What the task asks:
The records follow. Copy each one exactly.

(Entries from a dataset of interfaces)

◆ ◆ ◆ ◆

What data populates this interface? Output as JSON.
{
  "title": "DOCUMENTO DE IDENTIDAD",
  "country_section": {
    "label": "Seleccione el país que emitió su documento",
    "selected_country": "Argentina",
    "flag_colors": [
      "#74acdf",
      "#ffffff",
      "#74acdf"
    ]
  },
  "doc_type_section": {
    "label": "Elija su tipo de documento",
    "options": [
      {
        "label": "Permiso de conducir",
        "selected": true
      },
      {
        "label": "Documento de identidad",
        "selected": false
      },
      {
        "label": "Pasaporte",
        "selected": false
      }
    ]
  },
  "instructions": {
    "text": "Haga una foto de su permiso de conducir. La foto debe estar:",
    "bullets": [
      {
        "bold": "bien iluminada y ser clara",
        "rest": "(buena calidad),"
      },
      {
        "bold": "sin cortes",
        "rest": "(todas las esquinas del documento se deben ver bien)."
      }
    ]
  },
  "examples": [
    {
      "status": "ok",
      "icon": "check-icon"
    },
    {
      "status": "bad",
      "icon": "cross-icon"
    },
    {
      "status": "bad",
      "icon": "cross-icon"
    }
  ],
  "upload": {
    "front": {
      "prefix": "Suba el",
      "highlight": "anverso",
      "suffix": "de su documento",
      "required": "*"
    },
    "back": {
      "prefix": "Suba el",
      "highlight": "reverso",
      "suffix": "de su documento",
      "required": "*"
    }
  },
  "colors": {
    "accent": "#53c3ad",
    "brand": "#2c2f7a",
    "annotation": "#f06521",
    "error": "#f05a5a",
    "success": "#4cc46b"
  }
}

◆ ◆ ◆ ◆

Reply:
What data populates this interface? Output as JSON.
{
  "title": "DOCUMENTO DE IDENTIDAD",
  "country_section": {
    "label": "Seleccione el país que emitió su documento",
    "selected_country": "Argentina",
    "flag_colors": [
      "#74acdf",
      "#ffffff",
      "#74acdf"
    ]
  },
  "doc_type_section": {
    "label": "Elija su tipo de documento",
    "options": [
      {
        "label": "Permiso de conducir",
        "selected": true
      },
      {
        "label": "Documento de identidad",
        "selected": false
      },
      {
        "label": "Pasaporte",
        "selected": false
      }
    ]
  },
  "instructions": {
    "text": "Haga una foto de su permiso de conducir. La foto debe estar:",
    "bullets": [
      {
        "bold": "bien iluminada y ser clara",
        "rest": "(buena calidad),"
      },
      {
        "bold": "sin cortes",
        "rest": "(todas las esquinas del documento se deben ver bien)."
      }
    ]
  },
  "examples": [
    {
      "status": "ok",
      "icon": "check-icon"
    },
    {
      "status": "bad",
      "icon": "cross-icon"
    },
    {
      "status": "bad",
      "icon": "cross-icon"
    }
  ],
  "upload": {
    "front": {
      "prefix": "Suba el",
      "highlight": "anverso",
      "suffix": "de su documento",
      "required": "*"
    },
    "back": {
      "prefix": "Suba el",
      "highlight": "reverso",
      "suffix": "de su documento",
      "required": "*"
    }
  },
  "colors": {
    "accent": "#53c3ad",
    "brand": "#2c2f7a",
    "annotation": "#f06521",
    "error": "#f05a5a",
    "success": "#4cc46b"
  }
}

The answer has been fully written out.